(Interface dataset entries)

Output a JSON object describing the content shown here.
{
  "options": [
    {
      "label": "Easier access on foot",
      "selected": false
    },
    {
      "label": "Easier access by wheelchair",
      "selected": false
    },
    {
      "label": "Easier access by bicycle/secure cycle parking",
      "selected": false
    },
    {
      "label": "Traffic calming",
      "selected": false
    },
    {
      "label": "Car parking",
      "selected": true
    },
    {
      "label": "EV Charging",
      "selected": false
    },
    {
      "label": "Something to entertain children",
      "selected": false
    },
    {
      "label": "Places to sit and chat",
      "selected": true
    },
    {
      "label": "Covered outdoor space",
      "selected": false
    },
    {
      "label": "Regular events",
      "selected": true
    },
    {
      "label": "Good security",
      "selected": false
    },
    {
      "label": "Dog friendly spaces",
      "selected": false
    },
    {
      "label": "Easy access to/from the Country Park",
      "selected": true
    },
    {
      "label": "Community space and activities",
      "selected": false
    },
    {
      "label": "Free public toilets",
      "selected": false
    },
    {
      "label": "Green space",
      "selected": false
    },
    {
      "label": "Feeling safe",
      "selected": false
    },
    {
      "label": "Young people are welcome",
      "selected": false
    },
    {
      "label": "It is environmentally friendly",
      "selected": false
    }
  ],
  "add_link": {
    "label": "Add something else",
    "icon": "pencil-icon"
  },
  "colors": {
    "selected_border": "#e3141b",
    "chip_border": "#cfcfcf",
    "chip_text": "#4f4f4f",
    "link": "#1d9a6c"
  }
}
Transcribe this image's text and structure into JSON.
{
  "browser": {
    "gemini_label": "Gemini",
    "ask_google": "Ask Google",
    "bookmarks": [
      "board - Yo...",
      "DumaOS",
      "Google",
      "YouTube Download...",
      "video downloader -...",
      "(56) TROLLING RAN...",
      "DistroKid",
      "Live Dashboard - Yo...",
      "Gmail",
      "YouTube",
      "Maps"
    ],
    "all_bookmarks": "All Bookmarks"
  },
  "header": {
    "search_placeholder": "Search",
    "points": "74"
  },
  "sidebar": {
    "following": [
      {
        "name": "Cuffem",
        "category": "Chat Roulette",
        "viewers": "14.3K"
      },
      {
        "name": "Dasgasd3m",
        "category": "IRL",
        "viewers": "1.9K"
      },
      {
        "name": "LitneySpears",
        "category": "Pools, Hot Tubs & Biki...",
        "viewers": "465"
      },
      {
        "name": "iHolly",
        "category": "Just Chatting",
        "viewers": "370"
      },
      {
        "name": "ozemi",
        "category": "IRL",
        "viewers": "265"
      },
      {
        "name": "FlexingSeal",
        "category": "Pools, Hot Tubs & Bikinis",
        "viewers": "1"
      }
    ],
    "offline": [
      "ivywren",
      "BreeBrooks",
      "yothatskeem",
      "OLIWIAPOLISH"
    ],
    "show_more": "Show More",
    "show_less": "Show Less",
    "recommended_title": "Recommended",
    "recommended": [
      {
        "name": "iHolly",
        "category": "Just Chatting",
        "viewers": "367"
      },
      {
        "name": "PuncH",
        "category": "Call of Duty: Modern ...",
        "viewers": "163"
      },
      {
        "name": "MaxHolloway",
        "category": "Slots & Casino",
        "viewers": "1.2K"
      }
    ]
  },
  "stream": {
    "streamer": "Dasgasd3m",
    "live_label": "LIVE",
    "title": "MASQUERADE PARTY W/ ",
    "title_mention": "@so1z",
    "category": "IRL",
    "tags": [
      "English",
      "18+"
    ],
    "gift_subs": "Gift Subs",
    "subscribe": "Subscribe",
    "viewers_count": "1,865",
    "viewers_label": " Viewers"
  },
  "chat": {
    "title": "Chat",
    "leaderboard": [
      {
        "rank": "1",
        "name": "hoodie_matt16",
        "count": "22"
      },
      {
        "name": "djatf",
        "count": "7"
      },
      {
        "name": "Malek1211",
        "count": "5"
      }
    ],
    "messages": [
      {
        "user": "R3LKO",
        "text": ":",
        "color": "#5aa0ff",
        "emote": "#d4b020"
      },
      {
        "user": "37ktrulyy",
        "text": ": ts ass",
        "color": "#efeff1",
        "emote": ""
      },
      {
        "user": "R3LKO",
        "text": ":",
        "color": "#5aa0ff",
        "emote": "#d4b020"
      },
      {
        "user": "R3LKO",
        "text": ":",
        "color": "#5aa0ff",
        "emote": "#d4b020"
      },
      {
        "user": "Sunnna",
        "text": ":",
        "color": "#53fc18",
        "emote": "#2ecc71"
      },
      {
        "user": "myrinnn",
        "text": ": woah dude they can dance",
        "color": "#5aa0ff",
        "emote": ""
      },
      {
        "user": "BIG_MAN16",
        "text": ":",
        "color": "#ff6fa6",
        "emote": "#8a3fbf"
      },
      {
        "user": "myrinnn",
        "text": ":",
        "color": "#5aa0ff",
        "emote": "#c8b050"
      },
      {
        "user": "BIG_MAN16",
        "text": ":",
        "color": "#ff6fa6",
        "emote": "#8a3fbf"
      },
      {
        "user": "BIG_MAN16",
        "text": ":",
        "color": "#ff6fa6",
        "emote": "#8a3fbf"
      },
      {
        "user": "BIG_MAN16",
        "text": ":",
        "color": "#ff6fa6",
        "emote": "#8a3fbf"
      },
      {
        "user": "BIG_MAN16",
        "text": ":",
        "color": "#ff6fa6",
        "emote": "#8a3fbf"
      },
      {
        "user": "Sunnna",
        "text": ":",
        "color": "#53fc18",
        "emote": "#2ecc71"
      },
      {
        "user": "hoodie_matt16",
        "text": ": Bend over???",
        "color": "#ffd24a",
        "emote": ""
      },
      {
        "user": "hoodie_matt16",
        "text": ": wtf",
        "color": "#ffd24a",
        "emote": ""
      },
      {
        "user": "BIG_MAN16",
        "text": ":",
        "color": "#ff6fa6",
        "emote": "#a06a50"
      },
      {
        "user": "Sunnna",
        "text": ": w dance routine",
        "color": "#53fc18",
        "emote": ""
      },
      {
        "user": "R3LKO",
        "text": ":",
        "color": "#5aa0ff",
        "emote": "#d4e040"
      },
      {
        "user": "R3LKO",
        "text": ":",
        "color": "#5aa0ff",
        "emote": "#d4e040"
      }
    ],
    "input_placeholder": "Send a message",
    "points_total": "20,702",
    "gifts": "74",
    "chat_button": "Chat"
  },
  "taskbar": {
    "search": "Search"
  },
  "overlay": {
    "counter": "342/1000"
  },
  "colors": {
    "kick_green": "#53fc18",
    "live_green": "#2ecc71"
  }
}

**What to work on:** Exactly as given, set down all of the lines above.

**Finished task:**
Output a JSON object describing the content shown here.
{
  "options": [
    {
      "label": "Easier access on foot",
      "selected": false
    },
    {
      "label": "Easier access by wheelchair",
      "selected": false
    },
    {
      "label": "Easier access by bicycle/secure cycle parking",
      "selected": false
    },
    {
      "label": "Traffic calming",
      "selected": false
    },
    {
      "label": "Car parking",
      "selected": true
    },
    {
      "label": "EV Charging",
      "selected": false
    },
    {
      "label": "Something to entertain children",
      "selected": false
    },
    {
      "label": "Places to sit and chat",
      "selected": true
    },
    {
      "label": "Covered outdoor space",
      "selected": false
    },
    {
      "label": "Regular events",
      "selected": true
    },
    {
      "label": "Good security",
      "selected": false
    },
    {
      "label": "Dog friendly spaces",
      "selected": false
    },
    {
      "label": "Easy access to/from the Country Park",
      "selected": true
    },
    {
      "label": "Community space and activities",
      "selected": false
    },
    {
      "label": "Free public toilets",
      "selected": false
    },
    {
      "label": "Green space",
      "selected": false
    },
    {
      "label": "Feeling safe",
      "selected": false
    },
    {
      "label": "Young people are welcome",
      "selected": false
    },
    {
      "label": "It is environmentally friendly",
      "selected": false
    }
  ],
  "add_link": {
    "label": "Add something else",
    "icon": "pencil-icon"
  },
  "colors": {
    "selected_border": "#e3141b",
    "chip_border": "#cfcfcf",
    "chip_text": "#4f4f4f",
    "link": "#1d9a6c"
  }
}
Transcribe this image's text and structure into JSON.
{
  "browser": {
    "gemini_label": "Gemini",
    "ask_google": "Ask Google",
    "bookmarks": [
      "board - Yo...",
      "DumaOS",
      "Google",
      "YouTube Download...",
      "video downloader -...",
      "(56) TROLLING RAN...",
      "DistroKid",
      "Live Dashboard - Yo...",
      "Gmail",
      "YouTube",
      "Maps"
    ],
    "all_bookmarks": "All Bookmarks"
  },
  "header": {
    "search_placeholder": "Search",
    "points": "74"
  },
  "sidebar": {
    "following": [
      {
        "name": "Cuffem",
        "category": "Chat Roulette",
        "viewers": "14.3K"
      },
      {
        "name": "Dasgasd3m",
        "category": "IRL",
        "viewers": "1.9K"
      },
      {
        "name": "LitneySpears",
        "category": "Pools, Hot Tubs & Biki...",
        "viewers": "465"
      },
      {
        "name": "iHolly",
        "category": "Just Chatting",
        "viewers": "370"
      },
      {
        "name": "ozemi",
        "category": "IRL",
        "viewers": "265"
      },
      {
        "name": "FlexingSeal",
        "category": "Pools, Hot Tubs & Bikinis",
        "viewers": "1"
      }
    ],
    "offline": [
      "ivywren",
      "BreeBrooks",
      "yothatskeem",
      "OLIWIAPOLISH"
    ],
    "show_more": "Show More",
    "show_less": "Show Less",
    "recommended_title": "Recommended",
    "recommended": [
      {
        "name": "iHolly",
        "category": "Just Chatting",
        "viewers": "367"
      },
      {
        "name": "PuncH",
        "category": "Call of Duty: Modern ...",
        "viewers": "163"
      },
      {
        "name": "MaxHolloway",
        "category": "Slots & Casino",
        "viewers": "1.2K"
      }
    ]
  },
  "stream": {
    "streamer": "Dasgasd3m",
    "live_label": "LIVE",
    "title": "MASQUERADE PARTY W/ ",
    "title_mention": "@so1z",
    "category": "IRL",
    "tags": [
      "English",
      "18+"
    ],
    "gift_subs": "Gift Subs",
    "subscribe": "Subscribe",
    "viewers_count": "1,865",
    "viewers_label": " Viewers"
  },
  "chat": {
    "title": "Chat",
    "leaderboard": [
      {
        "rank": "1",
        "name": "hoodie_matt16",
        "count": "22"
      },
      {
        "name": "djatf",
        "count": "7"
      },
      {
        "name": "Malek1211",
        "count": "5"
      }
    ],
    "messages": [
      {
        "user": "R3LKO",
        "text": ":",
        "color": "#5aa0ff",
        "emote": "#d4b020"
      },
      {
        "user": "37ktrulyy",
        "text": ": ts ass",
        "color": "#efeff1",
        "emote": ""
      },
      {
        "user": "R3LKO",
        "text": ":",
        "color": "#5aa0ff",
        "emote": "#d4b020"
      },
      {
        "user": "R3LKO",
        "text": ":",
        "color": "#5aa0ff",
        "emote": "#d4b020"
      },
      {
        "user": "Sunnna",
        "text": ":",
        "color": "#53fc18",
        "emote": "#2ecc71"
      },
      {
        "user": "myrinnn",
        "text": ": woah dude they can dance",
        "color": "#5aa0ff",
        "emote": ""
      },
      {
        "user": "BIG_MAN16",
        "text": ":",
        "color": "#ff6fa6",
        "emote": "#8a3fbf"
      },
      {
        "user": "myrinnn",
        "text": ":",
        "color": "#5aa0ff",
        "emote": "#c8b050"
      },
      {
        "user": "BIG_MAN16",
        "text": ":",
        "color": "#ff6fa6",
        "emote": "#8a3fbf"
      },
      {
        "user": "BIG_MAN16",
        "text": ":",
        "color": "#ff6fa6",
        "emote": "#8a3fbf"
      },
      {
        "user": "BIG_MAN16",
        "text": ":",
        "color": "#ff6fa6",
        "emote": "#8a3fbf"
      },
      {
        "user": "BIG_MAN16",
        "text": ":",
        "color": "#ff6fa6",
        "emote": "#8a3fbf"
      },
      {
        "user": "Sunnna",
        "text": ":",
        "color": "#53fc18",
        "emote": "#2ecc71"
      },
      {
        "user": "hoodie_matt16",
        "text": ": Bend over???",
        "color": "#ffd24a",
        "emote": ""
      },
      {
        "user": "hoodie_matt16",
        "text": ": wtf",
        "color": "#ffd24a",
        "emote": ""
      },
      {
        "user": "BIG_MAN16",
        "text": ":",
        "color": "#ff6fa6",
        "emote": "#a06a50"
      },
      {
        "user": "Sunnna",
        "text": ": w dance routine",
        "color": "#53fc18",
        "emote": ""
      },
      {
        "user": "R3LKO",
        "text": ":",
        "color": "#5aa0ff",
        "emote": "#d4e040"
      },
      {
        "user": "R3LKO",
        "text": ":",
        "color": "#5aa0ff",
        "emote": "#d4e040"
      }
    ],
    "input_placeholder": "Send a message",
    "points_total": "20,702",
    "gifts": "74",
    "chat_button": "Chat"
  },
  "taskbar": {
    "search": "Search"
  },
  "overlay": {
    "counter": "342/1000"
  },
  "colors": {
    "kick_green": "#53fc18",
    "live_green": "#2ecc71"
  }
}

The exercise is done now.